However, the British businesses are smelling a huge vacuum of opportunity here. The reports from the Central Bank note that the average Irish native pub now owns a debt of around 270,000 euros. This implies that the agents of the British pub chains would be open to exploit this vulnerability and get a greater negotiated price than before. JD Wetherspoon, the British network with more than 880 centers is the first British chain to invest in Ireland. They recently agreed to open two sites in suburban South Dublin to test the market waters. It has plans to establish a network of around 30 pubs in the country. Tim Martin, the founder chairman of Wetherspoon pointed to a tentative roadmap of five to ten years to complete the infrastructure. There are also reports that the ‘Greene King’ chain is also planning an entry foothold in Ireland. However, the Greene King refused to elaborate on the matter.
In another interesting turn of events, David Kelly, the Dublin native booze entrepreneur who operates the Ri Ra chain in the US, also planned to get back to the home country with plans to establish a network. These significant business efforts aim to target the Irish drink consciousness, which has fabled reputation among alcohol enthusiasts all over the world. Despite the recent financial hardships, Ireland remains to be defiant to pressure, and drinks in annual average per capita alcohol consumption of 11.6 liters. The financial downturn just saw the drinkers turning away from pubs and getting their drinks from the supermarkets and off-license shops that together contribute to around 60 percent of the total sales.

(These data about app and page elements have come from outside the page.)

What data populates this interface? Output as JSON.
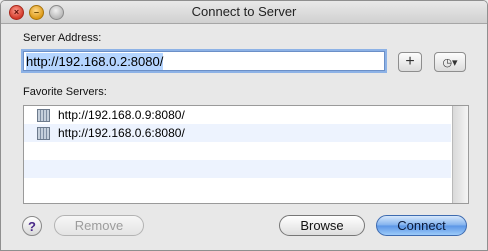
{
  "window": {
    "title": "Connect to Server",
    "traffic_lights": [
      "close",
      "minimize",
      "zoom"
    ]
  },
  "server_address": {
    "label": "Server Address:",
    "value": "http://192.168.0.2:8080/"
  },
  "toolbar": {
    "add_label": "+",
    "history_label": "◷▾"
  },
  "favorites": {
    "label": "Favorite Servers:",
    "items": [
      {
        "label": "http://192.168.0.9:8080/",
        "icon": "server-icon"
      },
      {
        "label": "http://192.168.0.6:8080/",
        "icon": "server-icon"
      }
    ]
  },
  "buttons": {
    "help": "?",
    "remove": "Remove",
    "browse": "Browse",
    "connect": "Connect"
  },
  "colors": {
    "accent": "#5a95e6",
    "selection": "#b5d5ff",
    "alt_row": "#edf3fe"
  }
}
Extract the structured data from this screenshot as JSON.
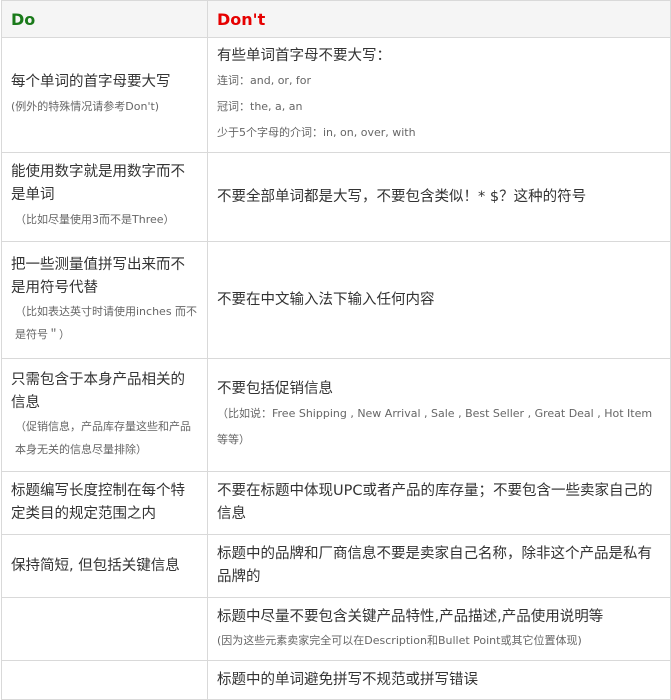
{
  "header": {
    "do": "Do",
    "dont": "Don't"
  },
  "colors": {
    "do_header": "#1a7a1a",
    "dont_header": "#e60000",
    "border": "#d9d9d9",
    "header_bg": "#f5f5f5"
  },
  "rows": [
    {
      "do_main": "每个单词的首字母要大写",
      "do_note": "(例外的特殊情况请参考Don't)",
      "dont_main": "有些单词首字母不要大写：",
      "dont_notes": [
        "连词：and, or, for",
        "冠词：the, a, an",
        "少于5个字母的介词：in, on, over, with"
      ]
    },
    {
      "do_main": "能使用数字就是用数字而不是单词",
      "do_note": "（比如尽量使用3而不是Three）",
      "dont_main": "不要全部单词都是大写，不要包含类似！* $？这种的符号"
    },
    {
      "do_main": "把一些测量值拼写出来而不是用符号代替",
      "do_note": "（比如表达英寸时请使用inches 而不是符号＂）",
      "dont_main": "不要在中文输入法下输入任何内容"
    },
    {
      "do_main": "只需包含于本身产品相关的信息",
      "do_note": "（促销信息，产品库存量这些和产品本身无关的信息尽量排除）",
      "dont_main": "不要包括促销信息",
      "dont_note": "（比如说：Free Shipping , New Arrival , Sale , Best Seller , Great Deal , Hot Item 等等）"
    },
    {
      "do_main": "标题编写长度控制在每个特定类目的规定范围之内",
      "dont_main": "不要在标题中体现UPC或者产品的库存量；不要包含一些卖家自己的信息"
    },
    {
      "do_main": "保持简短, 但包括关键信息",
      "dont_main": "标题中的品牌和厂商信息不要是卖家自己名称，除非这个产品是私有品牌的"
    },
    {
      "do_main": "",
      "dont_main": "标题中尽量不要包含关键产品特性,产品描述,产品使用说明等",
      "dont_note": "(因为这些元素卖家完全可以在Description和Bullet Point或其它位置体现)"
    },
    {
      "do_main": "",
      "dont_main": "标题中的单词避免拼写不规范或拼写错误"
    }
  ]
}
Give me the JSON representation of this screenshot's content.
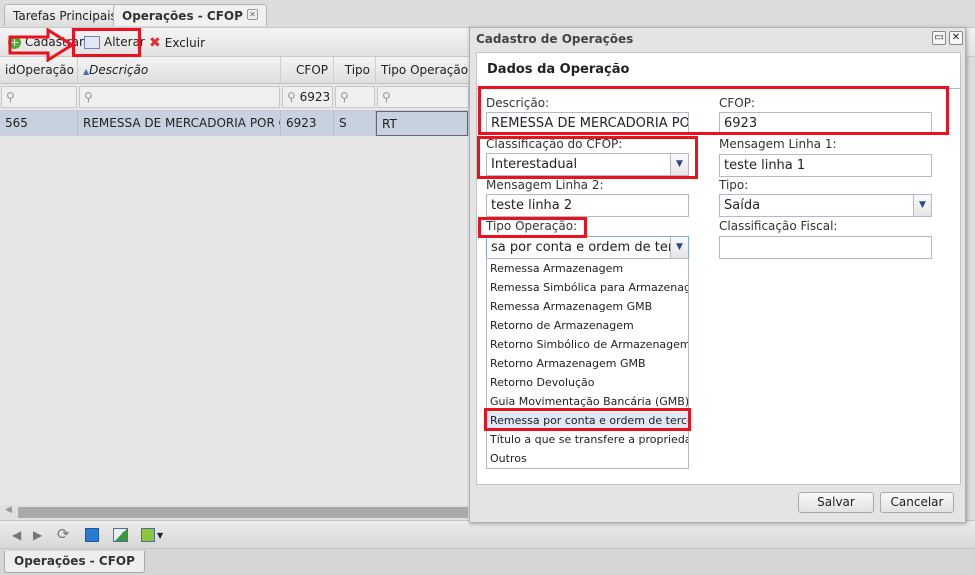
{
  "tabs": [
    {
      "label": "Tarefas Principais"
    },
    {
      "label": "Operações - CFOP"
    }
  ],
  "toolbar": {
    "cadastrar": "Cadastrar",
    "alterar": "Alterar",
    "excluir": "Excluir"
  },
  "grid": {
    "columns": [
      "idOperação",
      "Descrição",
      "CFOP",
      "Tipo",
      "Tipo Operação"
    ],
    "sorted_column": "Descrição",
    "filters": {
      "cfop": "6923"
    },
    "rows": [
      {
        "id": "565",
        "descricao": "REMESSA DE MERCADORIA POR C...",
        "cfop": "6923",
        "tipo": "S",
        "tipo_operacao": "RT"
      }
    ]
  },
  "bottom_tab": "Operações - CFOP",
  "dialog": {
    "title": "Cadastro de Operações",
    "section": "Dados da Operação",
    "fields": {
      "descricao": {
        "label": "Descrição:",
        "value": "REMESSA DE MERCADORIA POR CONTA E ORDEM"
      },
      "cfop": {
        "label": "CFOP:",
        "value": "6923"
      },
      "classificacao": {
        "label": "Classificação do CFOP:",
        "value": "Interestadual"
      },
      "msg1": {
        "label": "Mensagem Linha 1:",
        "value": "teste linha 1"
      },
      "msg2": {
        "label": "Mensagem Linha 2:",
        "value": "teste linha 2"
      },
      "tipo": {
        "label": "Tipo:",
        "value": "Saída"
      },
      "tipo_operacao": {
        "label": "Tipo Operação:",
        "value": "sa por conta e ordem de terceiros"
      },
      "classificacao_fiscal": {
        "label": "Classificação Fiscal:",
        "value": ""
      }
    },
    "options": [
      "Remessa Armazenagem",
      "Remessa Simbólica para Armazenagem",
      "Remessa Armazenagem GMB",
      "Retorno de Armazenagem",
      "Retorno Simbólico de Armazenagem",
      "Retorno Armazenagem GMB",
      "Retorno Devolução",
      "Guia Movimentação Bancária (GMB)",
      "Remessa por conta e ordem de terceir...",
      "Título a que se transfere a propriedade",
      "Outros"
    ],
    "selected_option": "Remessa por conta e ordem de terceir...",
    "salvar": "Salvar",
    "cancelar": "Cancelar"
  },
  "colors": {
    "highlight": "#e8131f",
    "row_selected": "#c8d1df"
  }
}
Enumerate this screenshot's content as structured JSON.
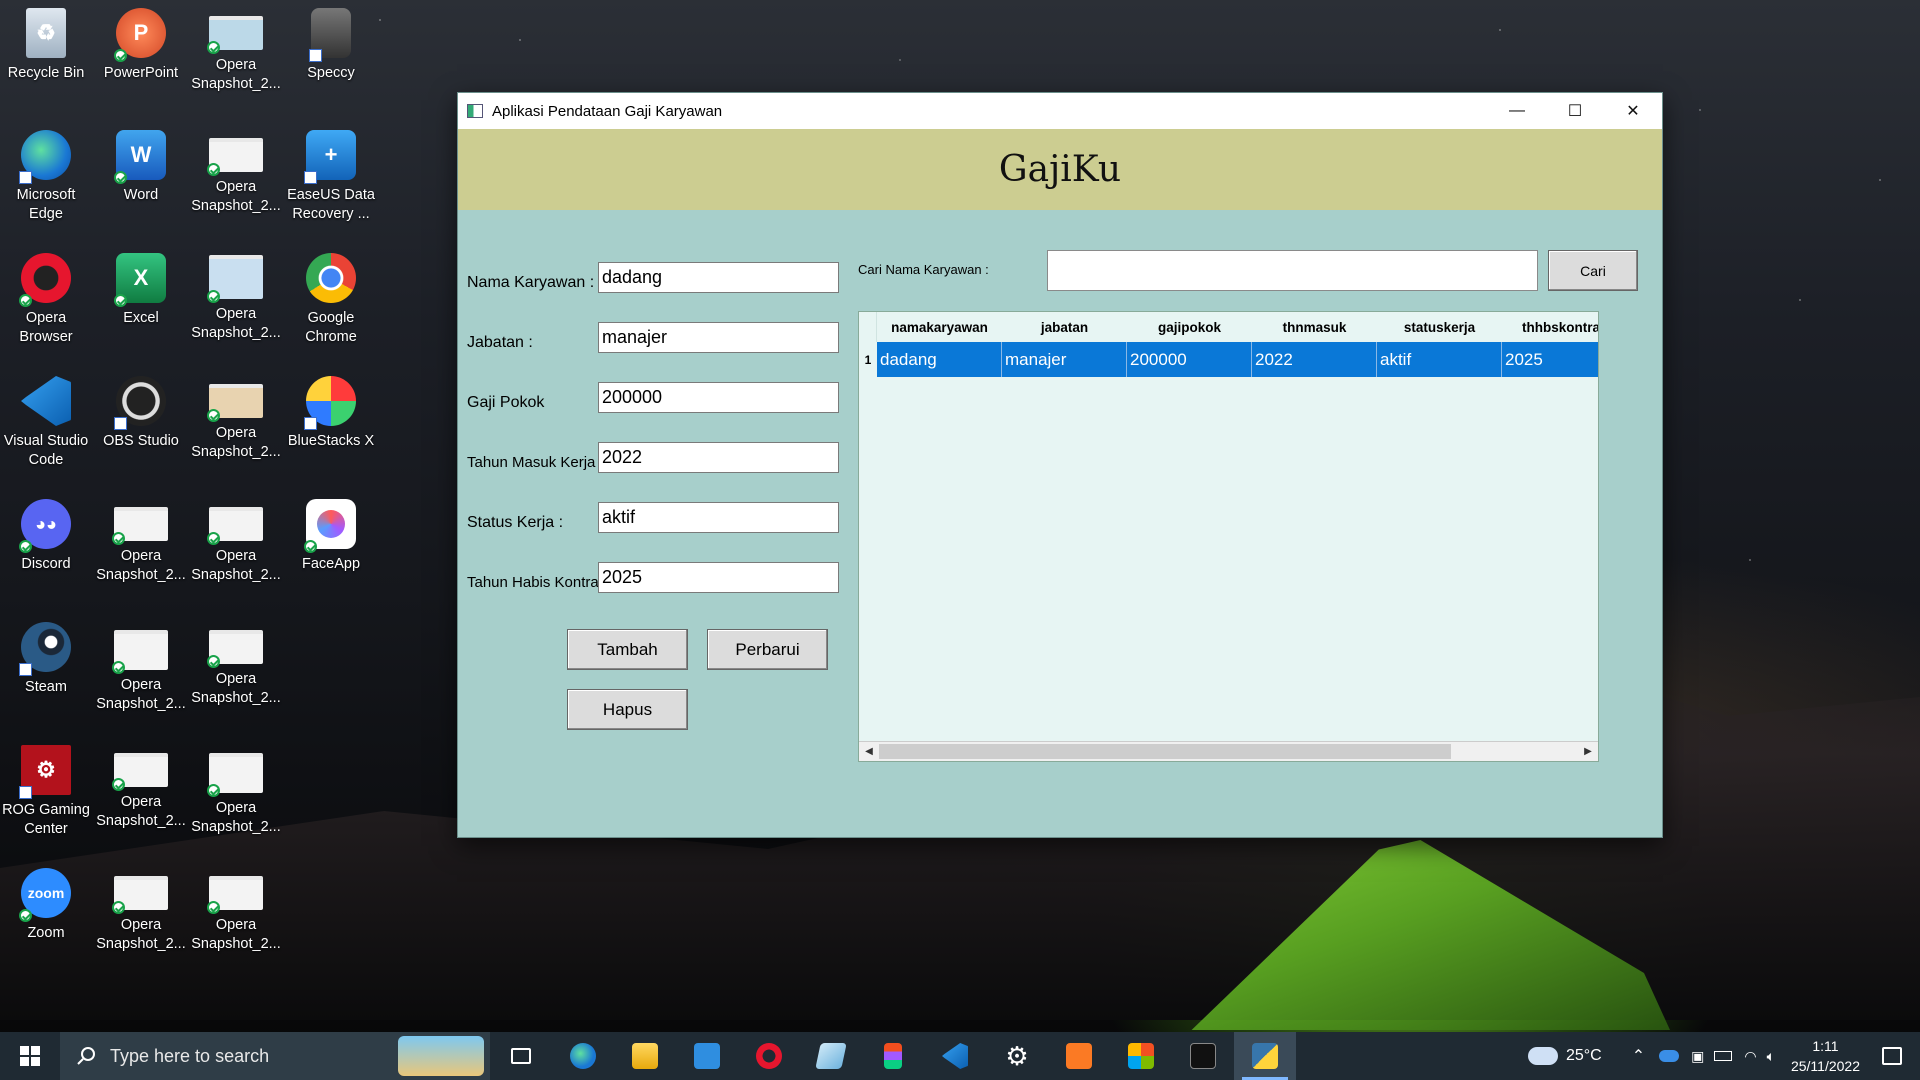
{
  "desktop": {
    "icons": [
      {
        "label": "Recycle Bin"
      },
      {
        "label": "PowerPoint"
      },
      {
        "label": "Opera\nSnapshot_2..."
      },
      {
        "label": "Speccy"
      },
      {
        "label": "Microsoft\nEdge"
      },
      {
        "label": "Word"
      },
      {
        "label": "Opera\nSnapshot_2..."
      },
      {
        "label": "EaseUS Data\nRecovery ..."
      },
      {
        "label": "Opera\nBrowser"
      },
      {
        "label": "Excel"
      },
      {
        "label": "Opera\nSnapshot_2..."
      },
      {
        "label": "Google\nChrome"
      },
      {
        "label": "Visual Studio\nCode"
      },
      {
        "label": "OBS Studio"
      },
      {
        "label": "Opera\nSnapshot_2..."
      },
      {
        "label": "BlueStacks X"
      },
      {
        "label": "Discord"
      },
      {
        "label": "Opera\nSnapshot_2..."
      },
      {
        "label": "Opera\nSnapshot_2..."
      },
      {
        "label": "FaceApp"
      },
      {
        "label": "Steam"
      },
      {
        "label": "Opera\nSnapshot_2..."
      },
      {
        "label": "Opera\nSnapshot_2..."
      },
      {
        "label": "ROG Gaming\nCenter"
      },
      {
        "label": "Opera\nSnapshot_2..."
      },
      {
        "label": "Opera\nSnapshot_2..."
      },
      {
        "label": "Zoom"
      },
      {
        "label": "Opera\nSnapshot_2..."
      },
      {
        "label": "Opera\nSnapshot_2..."
      }
    ]
  },
  "window": {
    "title": "Aplikasi Pendataan Gaji Karyawan",
    "minimize_glyph": "—",
    "maximize_glyph": "☐",
    "close_glyph": "✕",
    "brand": "GajiKu",
    "form": {
      "nama_label": "Nama Karyawan :",
      "nama_value": "dadang",
      "jabatan_label": "Jabatan :",
      "jabatan_value": "manajer",
      "gaji_label": "Gaji Pokok",
      "gaji_value": "200000",
      "tahun_masuk_label": "Tahun Masuk Kerja :",
      "tahun_masuk_value": "2022",
      "status_label": "Status Kerja :",
      "status_value": "aktif",
      "tahun_habis_label": "Tahun Habis Kontrak :",
      "tahun_habis_value": "2025"
    },
    "buttons": {
      "tambah": "Tambah",
      "perbarui": "Perbarui",
      "hapus": "Hapus",
      "cari": "Cari"
    },
    "search": {
      "label": "Cari Nama Karyawan :",
      "value": ""
    },
    "table": {
      "columns": [
        "namakaryawan",
        "jabatan",
        "gajipokok",
        "thnmasuk",
        "statuskerja",
        "thhbskontrak"
      ],
      "rows": [
        {
          "num": "1",
          "cells": [
            "dadang",
            "manajer",
            "200000",
            "2022",
            "aktif",
            "2025"
          ]
        }
      ]
    }
  },
  "taskbar": {
    "search_placeholder": "Type here to search",
    "weather": "25°C",
    "time": "1:11",
    "date": "25/11/2022"
  },
  "colors": {
    "window_bg": "#a7cfcb",
    "header_band": "#cccd91",
    "row_selected": "#0a78d7",
    "table_bg": "#e7f5f3"
  }
}
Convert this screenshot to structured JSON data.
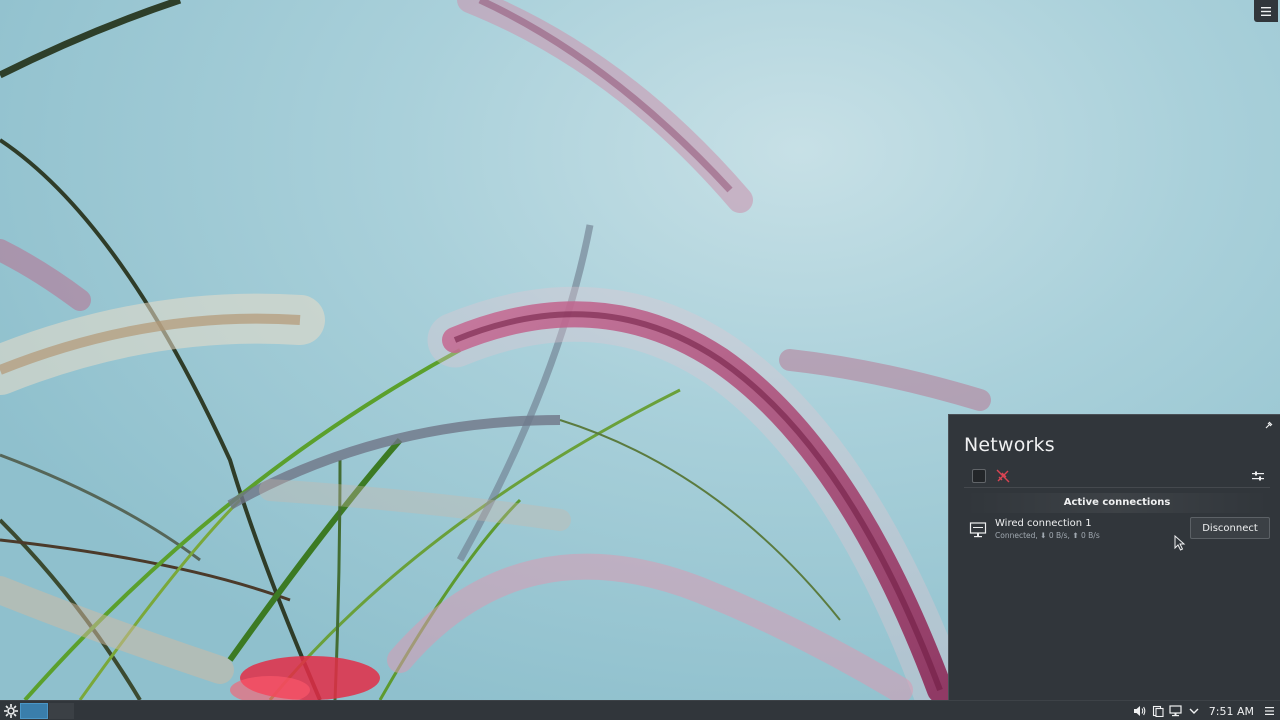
{
  "wallpaper": {
    "description_icon": "grass-plumes-wallpaper"
  },
  "networks": {
    "title": "Networks",
    "icons": {
      "pin": "pin-icon",
      "wifi_toggle": "checkbox",
      "airplane": "airplane-mode-icon",
      "configure": "configure-icon"
    },
    "section_header": "Active connections",
    "connections": [
      {
        "name": "Wired connection 1",
        "status": "Connected, ⬇ 0 B/s, ⬆ 0 B/s",
        "icon": "wired-network-icon",
        "action_label": "Disconnect"
      }
    ]
  },
  "taskbar": {
    "launcher_icon": "kde-launcher-icon",
    "pager": {
      "desktops": 2,
      "active": 0
    },
    "tray_icons": [
      "volume-icon",
      "clipboard-icon",
      "network-wired-icon",
      "expand-tray-icon"
    ],
    "clock": "7:51 AM",
    "menu_icon": "panel-menu-icon"
  },
  "colors": {
    "panel_bg": "#31363b",
    "text": "#eff0f1",
    "accent": "#3a7eab",
    "airplane_red": "#da4453"
  }
}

However, ground realities put another interesting twist to the story. Irish customers have very strong brand loyalty from a deep placed nationalism. They also share a deep obsession with a certain local black beer and sport a general uneasiness about their neighbour. A commentator at the Facebook page ‘Feck off Wetherspoon’ commented that they must ‘protect themselves from becoming more British than the British themselves.’